WHAT TO PRODUCE:
Go through the records and report each line holding the string "word".
===== EXERCISE DATA
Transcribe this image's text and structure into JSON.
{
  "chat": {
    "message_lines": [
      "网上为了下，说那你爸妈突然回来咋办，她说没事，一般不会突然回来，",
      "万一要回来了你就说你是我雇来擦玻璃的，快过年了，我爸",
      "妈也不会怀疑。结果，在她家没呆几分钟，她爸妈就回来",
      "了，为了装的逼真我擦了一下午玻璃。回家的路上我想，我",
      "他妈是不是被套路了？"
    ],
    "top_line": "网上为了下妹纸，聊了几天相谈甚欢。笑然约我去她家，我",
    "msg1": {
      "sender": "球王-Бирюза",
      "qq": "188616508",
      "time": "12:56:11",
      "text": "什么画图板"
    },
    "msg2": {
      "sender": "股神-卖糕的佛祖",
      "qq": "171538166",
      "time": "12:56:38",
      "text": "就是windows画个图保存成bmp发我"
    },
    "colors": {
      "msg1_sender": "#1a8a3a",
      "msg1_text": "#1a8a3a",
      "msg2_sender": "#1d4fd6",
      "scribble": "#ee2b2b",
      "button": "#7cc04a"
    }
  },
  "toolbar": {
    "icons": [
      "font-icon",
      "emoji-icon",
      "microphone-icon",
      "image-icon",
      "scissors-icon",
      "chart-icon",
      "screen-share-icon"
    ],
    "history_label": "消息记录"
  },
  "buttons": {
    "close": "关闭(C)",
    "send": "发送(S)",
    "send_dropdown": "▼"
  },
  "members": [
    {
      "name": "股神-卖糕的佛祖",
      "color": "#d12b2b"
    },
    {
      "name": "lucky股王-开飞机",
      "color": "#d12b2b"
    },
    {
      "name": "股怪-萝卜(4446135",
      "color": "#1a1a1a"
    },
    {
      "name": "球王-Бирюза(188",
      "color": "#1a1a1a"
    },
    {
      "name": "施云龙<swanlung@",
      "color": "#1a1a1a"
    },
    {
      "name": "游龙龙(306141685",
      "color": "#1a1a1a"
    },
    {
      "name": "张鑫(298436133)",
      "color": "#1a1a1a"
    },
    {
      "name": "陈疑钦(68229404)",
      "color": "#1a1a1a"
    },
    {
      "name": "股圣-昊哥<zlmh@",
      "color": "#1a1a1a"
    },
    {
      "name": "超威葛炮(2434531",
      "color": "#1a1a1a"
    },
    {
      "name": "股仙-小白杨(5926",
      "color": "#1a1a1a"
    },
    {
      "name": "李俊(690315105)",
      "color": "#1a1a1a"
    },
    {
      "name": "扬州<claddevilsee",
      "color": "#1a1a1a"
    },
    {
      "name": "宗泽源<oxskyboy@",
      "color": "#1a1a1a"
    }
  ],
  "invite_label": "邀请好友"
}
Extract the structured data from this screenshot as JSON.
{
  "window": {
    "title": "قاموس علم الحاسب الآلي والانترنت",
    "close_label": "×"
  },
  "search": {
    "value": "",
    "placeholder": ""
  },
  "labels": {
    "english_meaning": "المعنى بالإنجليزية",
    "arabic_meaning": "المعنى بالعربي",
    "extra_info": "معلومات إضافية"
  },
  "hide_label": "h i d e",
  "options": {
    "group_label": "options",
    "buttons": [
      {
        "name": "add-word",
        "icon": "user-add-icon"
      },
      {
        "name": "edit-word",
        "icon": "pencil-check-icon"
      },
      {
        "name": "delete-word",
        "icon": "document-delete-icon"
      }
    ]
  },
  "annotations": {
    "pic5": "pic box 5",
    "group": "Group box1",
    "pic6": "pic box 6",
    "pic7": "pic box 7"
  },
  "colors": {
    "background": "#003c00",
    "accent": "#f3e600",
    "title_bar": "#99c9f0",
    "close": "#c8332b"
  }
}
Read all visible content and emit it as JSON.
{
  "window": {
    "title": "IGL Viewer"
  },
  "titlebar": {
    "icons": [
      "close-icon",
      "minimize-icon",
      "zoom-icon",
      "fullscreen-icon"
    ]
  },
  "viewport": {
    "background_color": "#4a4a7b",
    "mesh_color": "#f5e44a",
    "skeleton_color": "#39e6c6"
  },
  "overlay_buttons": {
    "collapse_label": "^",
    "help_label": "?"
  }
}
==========
RESPONSE TO THIS TASK:
        "name": "add-word",
        "name": "edit-word",
        "name": "delete-word",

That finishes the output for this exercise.